This page is targeted at housing professionals. Our main site is at www.shelter.org.uk

Responsibility for gas and fire safety in the home

This content applies to England & Wales

The law in relation to specific hazards that can be found in and around the home eg gas (including carbon monoxide and radon) and electrical safety, fire safety, furnishings, refuse, and vermin.

In some cases there is specific legislation relating to particular hazards, but it should be noted that all hazards can be assessed through the Housing Health and Safety Rating System.

Gas safety responsibilities

The responsibilities of landlord's and occupiers set out by the Gas Safety (Installations and Use) Regulations 1998 and supported by the Health and Safety Executive's code of practice. 

Disconnection due to a gas leak

The responsibilities of gas transporters for taking action in the event of a gas leak. 

Responsibility for gas safety checks

Gas safety checks must be carried out every 12 months on all gas appliances. 

Electrical safety in rented homes

The hazard from, and safety regulations concerning, electricity. 

Fire safety and the HHSRS

The Housing Health and Safety Rating System covers fire safety in all residential accommodation. 

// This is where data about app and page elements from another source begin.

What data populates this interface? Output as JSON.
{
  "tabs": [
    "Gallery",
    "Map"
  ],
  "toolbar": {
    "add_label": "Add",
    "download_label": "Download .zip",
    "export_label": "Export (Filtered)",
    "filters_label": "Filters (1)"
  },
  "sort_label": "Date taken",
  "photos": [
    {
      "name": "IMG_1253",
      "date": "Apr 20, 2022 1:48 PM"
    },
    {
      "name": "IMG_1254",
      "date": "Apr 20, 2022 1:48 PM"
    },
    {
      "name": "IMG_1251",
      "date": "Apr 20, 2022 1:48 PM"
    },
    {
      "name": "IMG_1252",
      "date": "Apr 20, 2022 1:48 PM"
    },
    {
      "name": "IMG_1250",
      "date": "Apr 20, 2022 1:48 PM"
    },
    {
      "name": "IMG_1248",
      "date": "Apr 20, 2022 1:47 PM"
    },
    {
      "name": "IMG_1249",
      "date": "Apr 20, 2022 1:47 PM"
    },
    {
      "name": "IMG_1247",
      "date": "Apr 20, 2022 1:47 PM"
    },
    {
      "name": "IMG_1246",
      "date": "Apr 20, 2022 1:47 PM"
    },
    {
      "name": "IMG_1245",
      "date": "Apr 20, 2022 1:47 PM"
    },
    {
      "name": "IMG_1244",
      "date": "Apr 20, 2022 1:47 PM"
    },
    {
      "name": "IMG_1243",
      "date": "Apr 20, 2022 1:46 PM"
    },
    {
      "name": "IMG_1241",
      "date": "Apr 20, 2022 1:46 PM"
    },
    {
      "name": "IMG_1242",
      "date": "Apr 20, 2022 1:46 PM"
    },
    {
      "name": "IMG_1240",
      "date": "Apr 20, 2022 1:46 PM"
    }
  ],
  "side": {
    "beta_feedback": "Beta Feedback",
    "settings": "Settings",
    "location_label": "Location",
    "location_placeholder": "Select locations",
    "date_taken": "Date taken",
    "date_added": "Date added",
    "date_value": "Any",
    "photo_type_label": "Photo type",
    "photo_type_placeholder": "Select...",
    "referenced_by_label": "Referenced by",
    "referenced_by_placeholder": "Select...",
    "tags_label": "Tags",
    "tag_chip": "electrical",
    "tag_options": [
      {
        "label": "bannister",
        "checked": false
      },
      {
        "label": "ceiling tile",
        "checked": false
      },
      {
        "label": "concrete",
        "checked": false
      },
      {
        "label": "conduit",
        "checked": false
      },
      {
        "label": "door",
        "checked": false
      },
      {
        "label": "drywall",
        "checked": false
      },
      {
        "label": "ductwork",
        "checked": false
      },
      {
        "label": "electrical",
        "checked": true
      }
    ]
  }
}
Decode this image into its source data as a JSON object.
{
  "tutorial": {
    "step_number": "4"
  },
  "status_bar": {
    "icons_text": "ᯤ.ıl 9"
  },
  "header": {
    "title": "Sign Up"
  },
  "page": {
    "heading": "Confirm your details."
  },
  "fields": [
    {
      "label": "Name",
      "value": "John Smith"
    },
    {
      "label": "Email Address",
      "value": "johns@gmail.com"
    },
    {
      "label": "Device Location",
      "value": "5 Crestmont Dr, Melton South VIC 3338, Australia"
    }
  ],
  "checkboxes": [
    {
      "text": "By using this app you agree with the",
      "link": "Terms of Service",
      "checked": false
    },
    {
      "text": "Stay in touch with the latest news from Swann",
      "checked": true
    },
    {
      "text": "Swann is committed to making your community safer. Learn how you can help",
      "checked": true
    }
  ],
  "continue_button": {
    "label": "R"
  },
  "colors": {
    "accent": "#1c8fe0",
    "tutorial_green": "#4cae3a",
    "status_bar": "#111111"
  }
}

Fire safety in HMOs

The legislation governing fire safety regulations in houses in multiple occupation (HMOs), hostels, hotels, and boarding houses. 

LA powers to take fire safety action

Limited powers outside the Housing Act 2004 that local authorities have to take action on fire safety in other residential property. 

Tenant fire safety options

How tenants may be able to take action on fire safety when the local authority does not take prompt and effective action. 

Furniture fire safety rules

Fire safety regulations for furniture and furnishings. 

Responsibility for smoke and carbon monoxide detectors

The requirement for a landlord to install smoke alarms and carbon monoxide detectors. 

Refuse and pest hazards

Hazards from refuse and pests, particularly vermin. 

Safety hazards caused by building work

How the Building Regulations 2000 may be useful in tracking hazards in the home. 

Back to top